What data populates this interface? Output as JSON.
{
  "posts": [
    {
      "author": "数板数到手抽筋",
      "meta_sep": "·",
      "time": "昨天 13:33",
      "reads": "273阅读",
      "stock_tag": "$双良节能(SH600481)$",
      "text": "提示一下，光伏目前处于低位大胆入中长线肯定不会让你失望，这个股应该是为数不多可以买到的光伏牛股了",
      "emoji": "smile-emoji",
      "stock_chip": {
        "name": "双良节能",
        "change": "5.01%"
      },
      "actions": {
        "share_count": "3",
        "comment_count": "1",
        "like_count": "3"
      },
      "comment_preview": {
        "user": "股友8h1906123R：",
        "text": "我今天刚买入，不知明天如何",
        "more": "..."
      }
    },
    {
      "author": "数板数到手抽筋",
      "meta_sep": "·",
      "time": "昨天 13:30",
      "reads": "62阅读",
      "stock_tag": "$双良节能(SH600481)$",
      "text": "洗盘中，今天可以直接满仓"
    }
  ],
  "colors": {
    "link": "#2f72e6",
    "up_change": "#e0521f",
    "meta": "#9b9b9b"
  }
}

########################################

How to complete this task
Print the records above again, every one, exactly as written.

Task result
What data populates this interface? Output as JSON.
{
  "posts": [
    {
      "author": "数板数到手抽筋",
      "meta_sep": "·",
      "time": "昨天 13:33",
      "reads": "273阅读",
      "stock_tag": "$双良节能(SH600481)$",
      "text": "提示一下，光伏目前处于低位大胆入中长线肯定不会让你失望，这个股应该是为数不多可以买到的光伏牛股了",
      "emoji": "smile-emoji",
      "stock_chip": {
        "name": "双良节能",
        "change": "5.01%"
      },
      "actions": {
        "share_count": "3",
        "comment_count": "1",
        "like_count": "3"
      },
      "comment_preview": {
        "user": "股友8h1906123R：",
        "text": "我今天刚买入，不知明天如何",
        "more": "..."
      }
    },
    {
      "author": "数板数到手抽筋",
      "meta_sep": "·",
      "time": "昨天 13:30",
      "reads": "62阅读",
      "stock_tag": "$双良节能(SH600481)$",
      "text": "洗盘中，今天可以直接满仓"
    }
  ],
  "colors": {
    "link": "#2f72e6",
    "up_change": "#e0521f",
    "meta": "#9b9b9b"
  }
}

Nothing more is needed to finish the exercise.